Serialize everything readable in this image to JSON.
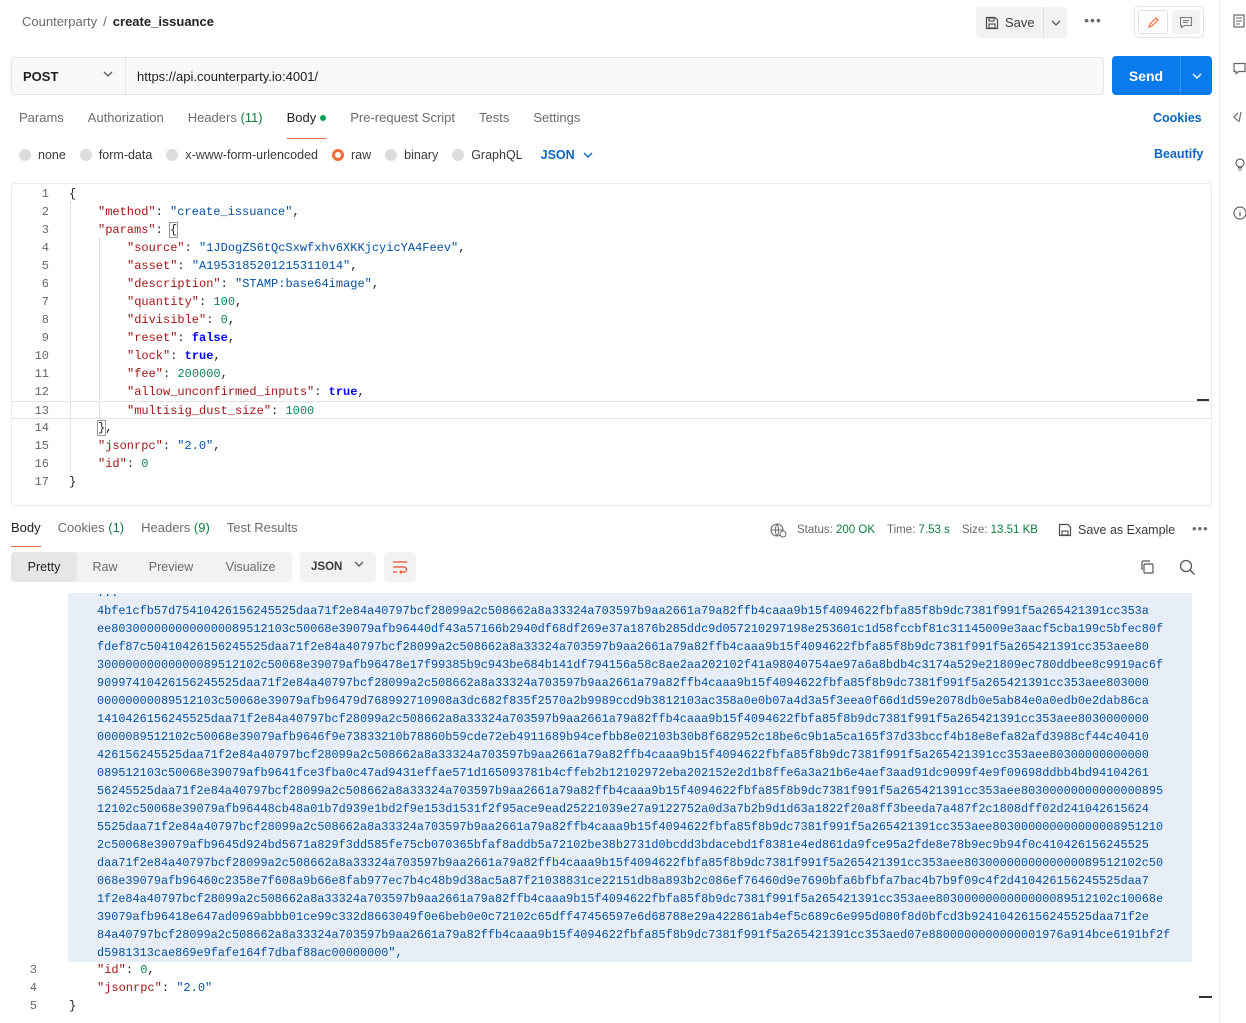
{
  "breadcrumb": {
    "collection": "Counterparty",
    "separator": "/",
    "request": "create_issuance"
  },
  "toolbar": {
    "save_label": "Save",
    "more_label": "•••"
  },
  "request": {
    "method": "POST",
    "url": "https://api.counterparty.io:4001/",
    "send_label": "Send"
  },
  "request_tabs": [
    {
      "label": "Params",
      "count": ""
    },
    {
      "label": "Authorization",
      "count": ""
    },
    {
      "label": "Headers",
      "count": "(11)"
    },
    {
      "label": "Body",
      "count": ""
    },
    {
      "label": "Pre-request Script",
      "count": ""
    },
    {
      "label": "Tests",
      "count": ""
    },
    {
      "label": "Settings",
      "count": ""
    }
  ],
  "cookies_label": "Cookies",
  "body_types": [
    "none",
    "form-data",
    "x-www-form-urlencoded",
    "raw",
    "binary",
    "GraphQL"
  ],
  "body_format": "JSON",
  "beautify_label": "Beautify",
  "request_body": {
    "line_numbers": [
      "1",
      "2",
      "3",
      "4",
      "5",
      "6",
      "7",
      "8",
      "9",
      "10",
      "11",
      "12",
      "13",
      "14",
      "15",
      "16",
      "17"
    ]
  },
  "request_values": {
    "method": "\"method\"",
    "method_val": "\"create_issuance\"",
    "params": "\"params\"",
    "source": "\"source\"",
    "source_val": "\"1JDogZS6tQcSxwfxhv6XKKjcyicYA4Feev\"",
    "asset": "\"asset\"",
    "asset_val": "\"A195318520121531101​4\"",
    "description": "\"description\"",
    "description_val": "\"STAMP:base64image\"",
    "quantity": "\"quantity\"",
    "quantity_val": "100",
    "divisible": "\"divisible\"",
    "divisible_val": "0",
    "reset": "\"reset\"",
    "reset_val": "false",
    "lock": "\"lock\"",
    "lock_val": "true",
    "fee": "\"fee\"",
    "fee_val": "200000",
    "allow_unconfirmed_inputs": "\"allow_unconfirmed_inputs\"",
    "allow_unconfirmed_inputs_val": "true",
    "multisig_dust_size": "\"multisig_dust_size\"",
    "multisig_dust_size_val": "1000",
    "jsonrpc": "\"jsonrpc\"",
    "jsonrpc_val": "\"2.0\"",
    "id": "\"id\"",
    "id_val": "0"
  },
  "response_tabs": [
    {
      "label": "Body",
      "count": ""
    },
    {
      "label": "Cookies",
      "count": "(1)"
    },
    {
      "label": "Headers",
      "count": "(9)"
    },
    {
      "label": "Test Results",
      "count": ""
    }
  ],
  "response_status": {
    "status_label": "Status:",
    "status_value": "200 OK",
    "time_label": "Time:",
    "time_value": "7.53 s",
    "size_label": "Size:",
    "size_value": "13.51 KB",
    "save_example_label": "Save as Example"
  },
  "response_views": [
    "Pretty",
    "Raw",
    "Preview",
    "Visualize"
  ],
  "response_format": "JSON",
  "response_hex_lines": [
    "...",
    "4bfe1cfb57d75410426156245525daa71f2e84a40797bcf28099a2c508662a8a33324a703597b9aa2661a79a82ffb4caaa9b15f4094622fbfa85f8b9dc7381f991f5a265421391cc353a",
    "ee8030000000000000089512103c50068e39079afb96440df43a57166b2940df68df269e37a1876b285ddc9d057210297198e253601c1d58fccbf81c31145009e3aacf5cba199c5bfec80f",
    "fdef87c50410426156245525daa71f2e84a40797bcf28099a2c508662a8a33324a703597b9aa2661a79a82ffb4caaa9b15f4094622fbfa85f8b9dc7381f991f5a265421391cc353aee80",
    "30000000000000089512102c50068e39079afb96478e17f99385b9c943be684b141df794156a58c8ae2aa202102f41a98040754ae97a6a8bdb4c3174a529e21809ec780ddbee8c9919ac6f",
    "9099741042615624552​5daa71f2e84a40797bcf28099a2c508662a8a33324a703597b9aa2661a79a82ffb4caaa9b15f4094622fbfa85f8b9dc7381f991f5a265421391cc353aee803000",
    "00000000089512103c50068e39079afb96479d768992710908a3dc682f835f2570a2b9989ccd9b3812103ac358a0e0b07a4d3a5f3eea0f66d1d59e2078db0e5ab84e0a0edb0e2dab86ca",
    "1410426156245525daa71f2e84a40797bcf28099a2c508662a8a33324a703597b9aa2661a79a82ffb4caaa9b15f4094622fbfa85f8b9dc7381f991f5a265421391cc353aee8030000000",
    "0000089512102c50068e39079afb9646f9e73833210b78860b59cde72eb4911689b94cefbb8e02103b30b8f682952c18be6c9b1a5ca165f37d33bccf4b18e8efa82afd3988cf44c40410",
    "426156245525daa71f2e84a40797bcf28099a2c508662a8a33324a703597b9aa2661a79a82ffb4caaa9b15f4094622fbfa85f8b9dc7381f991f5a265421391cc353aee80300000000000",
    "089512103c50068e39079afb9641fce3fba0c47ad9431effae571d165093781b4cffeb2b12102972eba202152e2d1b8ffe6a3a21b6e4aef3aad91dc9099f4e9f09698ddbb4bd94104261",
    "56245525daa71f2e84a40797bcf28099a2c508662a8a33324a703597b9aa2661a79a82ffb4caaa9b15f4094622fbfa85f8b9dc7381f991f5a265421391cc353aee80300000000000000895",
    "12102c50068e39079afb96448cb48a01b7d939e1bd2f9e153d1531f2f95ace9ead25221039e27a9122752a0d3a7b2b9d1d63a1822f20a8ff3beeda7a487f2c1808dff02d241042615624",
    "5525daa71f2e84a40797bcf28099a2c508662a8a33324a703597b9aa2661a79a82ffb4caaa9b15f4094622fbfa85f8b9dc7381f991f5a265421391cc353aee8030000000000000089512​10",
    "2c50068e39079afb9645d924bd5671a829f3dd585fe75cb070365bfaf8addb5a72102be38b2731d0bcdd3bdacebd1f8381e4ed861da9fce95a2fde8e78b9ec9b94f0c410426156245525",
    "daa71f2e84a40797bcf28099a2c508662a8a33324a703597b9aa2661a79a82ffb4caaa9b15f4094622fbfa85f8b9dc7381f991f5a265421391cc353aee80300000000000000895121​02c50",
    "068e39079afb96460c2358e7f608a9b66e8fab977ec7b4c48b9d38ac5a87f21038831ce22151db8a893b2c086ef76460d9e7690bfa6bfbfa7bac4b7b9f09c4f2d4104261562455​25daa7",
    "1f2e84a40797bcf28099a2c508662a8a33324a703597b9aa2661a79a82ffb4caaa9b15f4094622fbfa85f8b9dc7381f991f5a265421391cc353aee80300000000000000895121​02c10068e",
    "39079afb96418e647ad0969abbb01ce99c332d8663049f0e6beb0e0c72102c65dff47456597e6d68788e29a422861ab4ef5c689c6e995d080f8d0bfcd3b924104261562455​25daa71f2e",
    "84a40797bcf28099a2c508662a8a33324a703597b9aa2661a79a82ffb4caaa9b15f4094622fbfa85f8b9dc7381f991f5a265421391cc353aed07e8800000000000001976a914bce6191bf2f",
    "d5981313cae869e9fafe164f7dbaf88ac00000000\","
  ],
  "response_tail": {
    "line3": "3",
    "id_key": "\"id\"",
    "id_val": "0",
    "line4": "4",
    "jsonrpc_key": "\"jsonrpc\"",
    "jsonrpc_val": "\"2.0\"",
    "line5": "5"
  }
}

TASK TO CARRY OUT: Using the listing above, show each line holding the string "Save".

ANSWER TO THIS PROBLEM:
    "save_label": "Save",
    "save_example_label": "Save as Example"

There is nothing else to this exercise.